TASK DATA:
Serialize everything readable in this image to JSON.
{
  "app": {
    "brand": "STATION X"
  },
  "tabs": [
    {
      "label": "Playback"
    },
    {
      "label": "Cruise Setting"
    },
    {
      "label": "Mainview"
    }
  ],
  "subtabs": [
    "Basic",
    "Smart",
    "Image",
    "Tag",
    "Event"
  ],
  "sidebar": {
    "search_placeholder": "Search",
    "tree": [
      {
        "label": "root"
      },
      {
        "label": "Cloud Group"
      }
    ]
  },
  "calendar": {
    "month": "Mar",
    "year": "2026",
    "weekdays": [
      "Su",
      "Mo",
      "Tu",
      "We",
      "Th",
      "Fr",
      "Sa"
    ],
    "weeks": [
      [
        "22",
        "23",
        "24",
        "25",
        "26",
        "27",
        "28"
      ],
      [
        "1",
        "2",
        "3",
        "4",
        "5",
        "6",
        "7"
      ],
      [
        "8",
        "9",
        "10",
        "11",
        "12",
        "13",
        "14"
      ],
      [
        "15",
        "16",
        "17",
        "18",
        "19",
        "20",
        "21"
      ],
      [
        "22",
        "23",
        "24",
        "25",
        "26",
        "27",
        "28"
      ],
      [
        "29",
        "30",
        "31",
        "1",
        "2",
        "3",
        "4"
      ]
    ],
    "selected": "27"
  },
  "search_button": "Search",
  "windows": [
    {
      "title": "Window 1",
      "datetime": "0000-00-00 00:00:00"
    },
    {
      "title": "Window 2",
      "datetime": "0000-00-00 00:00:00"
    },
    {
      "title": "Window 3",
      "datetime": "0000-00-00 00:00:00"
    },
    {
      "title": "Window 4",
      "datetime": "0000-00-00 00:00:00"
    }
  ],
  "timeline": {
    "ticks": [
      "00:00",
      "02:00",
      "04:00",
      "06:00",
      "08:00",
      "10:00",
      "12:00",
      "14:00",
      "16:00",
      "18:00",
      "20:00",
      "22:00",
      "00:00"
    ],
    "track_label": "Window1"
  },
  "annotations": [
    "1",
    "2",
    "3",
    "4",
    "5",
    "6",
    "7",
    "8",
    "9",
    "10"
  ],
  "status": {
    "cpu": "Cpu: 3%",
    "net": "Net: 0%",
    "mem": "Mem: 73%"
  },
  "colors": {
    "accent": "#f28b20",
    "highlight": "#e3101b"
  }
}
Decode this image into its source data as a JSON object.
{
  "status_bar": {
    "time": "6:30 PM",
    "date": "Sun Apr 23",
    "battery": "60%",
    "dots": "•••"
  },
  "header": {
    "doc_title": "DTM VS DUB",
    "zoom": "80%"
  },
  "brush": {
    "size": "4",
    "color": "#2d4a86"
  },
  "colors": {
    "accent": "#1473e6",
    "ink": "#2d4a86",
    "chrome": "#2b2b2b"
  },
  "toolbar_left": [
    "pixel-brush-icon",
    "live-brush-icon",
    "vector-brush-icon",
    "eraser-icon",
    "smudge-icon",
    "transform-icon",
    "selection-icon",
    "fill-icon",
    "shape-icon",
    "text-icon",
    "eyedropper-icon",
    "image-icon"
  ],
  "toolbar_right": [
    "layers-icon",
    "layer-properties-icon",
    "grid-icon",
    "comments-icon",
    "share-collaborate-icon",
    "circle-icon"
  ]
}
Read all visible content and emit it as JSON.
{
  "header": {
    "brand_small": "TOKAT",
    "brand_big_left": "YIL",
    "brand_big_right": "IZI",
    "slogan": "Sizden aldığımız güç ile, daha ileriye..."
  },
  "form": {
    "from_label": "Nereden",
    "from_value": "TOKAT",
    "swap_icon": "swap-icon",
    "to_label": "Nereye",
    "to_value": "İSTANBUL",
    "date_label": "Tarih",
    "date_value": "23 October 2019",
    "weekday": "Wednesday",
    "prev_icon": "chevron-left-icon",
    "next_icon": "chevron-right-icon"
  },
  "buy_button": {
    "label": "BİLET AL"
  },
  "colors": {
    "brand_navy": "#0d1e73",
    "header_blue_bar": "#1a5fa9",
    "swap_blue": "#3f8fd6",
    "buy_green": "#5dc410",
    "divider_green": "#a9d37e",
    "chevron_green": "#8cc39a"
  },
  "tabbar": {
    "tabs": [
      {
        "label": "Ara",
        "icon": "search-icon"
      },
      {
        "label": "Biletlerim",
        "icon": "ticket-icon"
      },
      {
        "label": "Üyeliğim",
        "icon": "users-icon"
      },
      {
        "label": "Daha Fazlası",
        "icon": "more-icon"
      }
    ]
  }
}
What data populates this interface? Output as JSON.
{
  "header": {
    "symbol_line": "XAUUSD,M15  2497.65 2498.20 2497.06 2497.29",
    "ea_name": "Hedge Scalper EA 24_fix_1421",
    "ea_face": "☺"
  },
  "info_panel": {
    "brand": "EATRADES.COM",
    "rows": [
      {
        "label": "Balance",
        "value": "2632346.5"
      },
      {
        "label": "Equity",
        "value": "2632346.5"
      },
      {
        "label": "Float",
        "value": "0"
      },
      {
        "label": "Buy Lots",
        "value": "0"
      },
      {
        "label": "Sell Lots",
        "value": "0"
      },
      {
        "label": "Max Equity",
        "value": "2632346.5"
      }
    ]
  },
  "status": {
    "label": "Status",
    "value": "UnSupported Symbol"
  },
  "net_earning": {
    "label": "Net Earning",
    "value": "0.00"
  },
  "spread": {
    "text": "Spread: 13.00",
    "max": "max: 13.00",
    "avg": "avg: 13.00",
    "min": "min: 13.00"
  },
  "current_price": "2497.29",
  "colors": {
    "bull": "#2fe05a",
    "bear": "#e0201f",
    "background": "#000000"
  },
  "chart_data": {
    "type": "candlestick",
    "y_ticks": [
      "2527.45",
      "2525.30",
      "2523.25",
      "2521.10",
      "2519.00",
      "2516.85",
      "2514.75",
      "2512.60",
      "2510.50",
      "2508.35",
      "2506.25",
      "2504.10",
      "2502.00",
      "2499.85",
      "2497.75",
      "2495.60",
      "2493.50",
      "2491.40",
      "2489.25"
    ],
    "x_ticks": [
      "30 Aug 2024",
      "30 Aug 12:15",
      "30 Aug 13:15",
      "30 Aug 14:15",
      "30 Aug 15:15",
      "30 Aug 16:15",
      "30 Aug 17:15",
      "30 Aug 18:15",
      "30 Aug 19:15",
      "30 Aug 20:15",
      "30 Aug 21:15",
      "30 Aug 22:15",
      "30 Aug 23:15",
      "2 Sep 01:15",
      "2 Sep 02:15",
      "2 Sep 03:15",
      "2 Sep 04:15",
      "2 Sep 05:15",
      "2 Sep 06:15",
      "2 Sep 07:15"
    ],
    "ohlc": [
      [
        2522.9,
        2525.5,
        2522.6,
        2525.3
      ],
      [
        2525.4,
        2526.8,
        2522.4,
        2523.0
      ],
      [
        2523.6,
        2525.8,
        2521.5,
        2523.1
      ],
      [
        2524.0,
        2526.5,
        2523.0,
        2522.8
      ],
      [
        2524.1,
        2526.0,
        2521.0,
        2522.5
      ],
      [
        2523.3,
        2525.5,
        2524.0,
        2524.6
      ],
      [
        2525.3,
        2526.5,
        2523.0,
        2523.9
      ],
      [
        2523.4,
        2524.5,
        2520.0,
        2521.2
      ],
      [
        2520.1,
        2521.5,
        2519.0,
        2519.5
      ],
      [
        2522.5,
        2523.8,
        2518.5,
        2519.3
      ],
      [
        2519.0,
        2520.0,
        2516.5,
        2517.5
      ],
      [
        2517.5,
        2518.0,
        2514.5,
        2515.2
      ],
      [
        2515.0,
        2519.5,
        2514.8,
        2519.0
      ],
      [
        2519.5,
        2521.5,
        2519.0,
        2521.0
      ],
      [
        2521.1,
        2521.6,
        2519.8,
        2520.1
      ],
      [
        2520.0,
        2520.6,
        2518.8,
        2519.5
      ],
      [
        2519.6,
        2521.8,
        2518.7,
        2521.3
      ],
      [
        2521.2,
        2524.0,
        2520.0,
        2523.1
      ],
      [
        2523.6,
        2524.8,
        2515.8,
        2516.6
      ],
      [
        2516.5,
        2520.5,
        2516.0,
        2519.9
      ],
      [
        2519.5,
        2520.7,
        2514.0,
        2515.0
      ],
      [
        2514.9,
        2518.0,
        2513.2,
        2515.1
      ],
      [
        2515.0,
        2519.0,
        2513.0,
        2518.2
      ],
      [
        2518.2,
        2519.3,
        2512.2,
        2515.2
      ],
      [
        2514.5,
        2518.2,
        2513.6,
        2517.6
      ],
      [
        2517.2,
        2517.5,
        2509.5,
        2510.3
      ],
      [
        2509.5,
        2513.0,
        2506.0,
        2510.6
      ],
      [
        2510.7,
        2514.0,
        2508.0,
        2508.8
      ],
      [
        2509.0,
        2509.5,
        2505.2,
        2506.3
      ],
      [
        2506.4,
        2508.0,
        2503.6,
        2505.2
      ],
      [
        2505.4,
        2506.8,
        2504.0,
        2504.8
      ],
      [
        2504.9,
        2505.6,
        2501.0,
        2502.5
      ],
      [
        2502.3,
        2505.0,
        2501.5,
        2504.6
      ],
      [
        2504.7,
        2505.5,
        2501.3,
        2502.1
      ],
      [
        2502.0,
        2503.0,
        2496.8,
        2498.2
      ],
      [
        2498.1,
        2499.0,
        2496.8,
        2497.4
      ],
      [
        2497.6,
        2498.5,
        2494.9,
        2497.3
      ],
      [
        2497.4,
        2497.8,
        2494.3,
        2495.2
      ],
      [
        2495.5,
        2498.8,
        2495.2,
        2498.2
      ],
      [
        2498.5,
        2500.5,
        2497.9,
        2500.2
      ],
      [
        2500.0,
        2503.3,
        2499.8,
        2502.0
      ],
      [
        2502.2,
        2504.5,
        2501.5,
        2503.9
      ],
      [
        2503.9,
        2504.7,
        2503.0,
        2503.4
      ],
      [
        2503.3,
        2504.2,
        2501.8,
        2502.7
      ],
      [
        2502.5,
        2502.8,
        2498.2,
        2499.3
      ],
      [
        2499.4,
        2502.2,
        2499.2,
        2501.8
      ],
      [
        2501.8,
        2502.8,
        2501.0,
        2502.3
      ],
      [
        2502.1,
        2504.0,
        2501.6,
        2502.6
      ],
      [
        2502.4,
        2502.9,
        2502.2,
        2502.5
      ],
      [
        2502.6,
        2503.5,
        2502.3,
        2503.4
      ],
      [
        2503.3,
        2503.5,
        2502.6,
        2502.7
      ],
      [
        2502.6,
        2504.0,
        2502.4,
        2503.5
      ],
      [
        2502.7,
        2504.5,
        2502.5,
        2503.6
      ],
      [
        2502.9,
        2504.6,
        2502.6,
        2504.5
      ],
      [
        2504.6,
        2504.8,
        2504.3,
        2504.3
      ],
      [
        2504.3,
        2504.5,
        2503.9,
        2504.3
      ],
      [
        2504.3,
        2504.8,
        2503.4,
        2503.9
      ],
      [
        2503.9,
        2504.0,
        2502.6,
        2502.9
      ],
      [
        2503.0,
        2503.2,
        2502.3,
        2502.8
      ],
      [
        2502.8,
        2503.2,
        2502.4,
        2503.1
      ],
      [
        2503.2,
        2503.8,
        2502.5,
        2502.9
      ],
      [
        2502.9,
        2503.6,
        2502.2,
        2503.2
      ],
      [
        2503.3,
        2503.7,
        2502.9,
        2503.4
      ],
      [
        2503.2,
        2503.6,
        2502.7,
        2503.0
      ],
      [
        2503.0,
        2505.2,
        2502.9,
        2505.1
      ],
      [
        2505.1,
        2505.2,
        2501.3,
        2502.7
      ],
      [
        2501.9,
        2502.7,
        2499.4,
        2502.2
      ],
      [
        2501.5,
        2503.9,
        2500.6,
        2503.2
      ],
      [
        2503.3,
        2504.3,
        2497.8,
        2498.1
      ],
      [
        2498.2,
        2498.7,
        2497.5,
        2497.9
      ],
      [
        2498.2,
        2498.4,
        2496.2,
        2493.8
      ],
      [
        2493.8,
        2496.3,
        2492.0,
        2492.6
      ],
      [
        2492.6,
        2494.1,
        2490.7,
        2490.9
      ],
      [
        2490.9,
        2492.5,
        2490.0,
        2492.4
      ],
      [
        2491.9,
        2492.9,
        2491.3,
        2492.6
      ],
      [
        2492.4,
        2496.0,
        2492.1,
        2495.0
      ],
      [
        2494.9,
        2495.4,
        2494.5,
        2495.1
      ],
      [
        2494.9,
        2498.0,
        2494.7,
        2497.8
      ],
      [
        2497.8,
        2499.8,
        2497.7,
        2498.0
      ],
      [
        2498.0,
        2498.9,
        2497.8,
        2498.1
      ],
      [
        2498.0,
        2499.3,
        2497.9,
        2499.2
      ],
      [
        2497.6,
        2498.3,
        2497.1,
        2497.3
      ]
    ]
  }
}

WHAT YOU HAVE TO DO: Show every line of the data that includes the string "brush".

WRITTEN ANSWER:
  "brush": {
    "pixel-brush-icon",
    "live-brush-icon",
    "vector-brush-icon",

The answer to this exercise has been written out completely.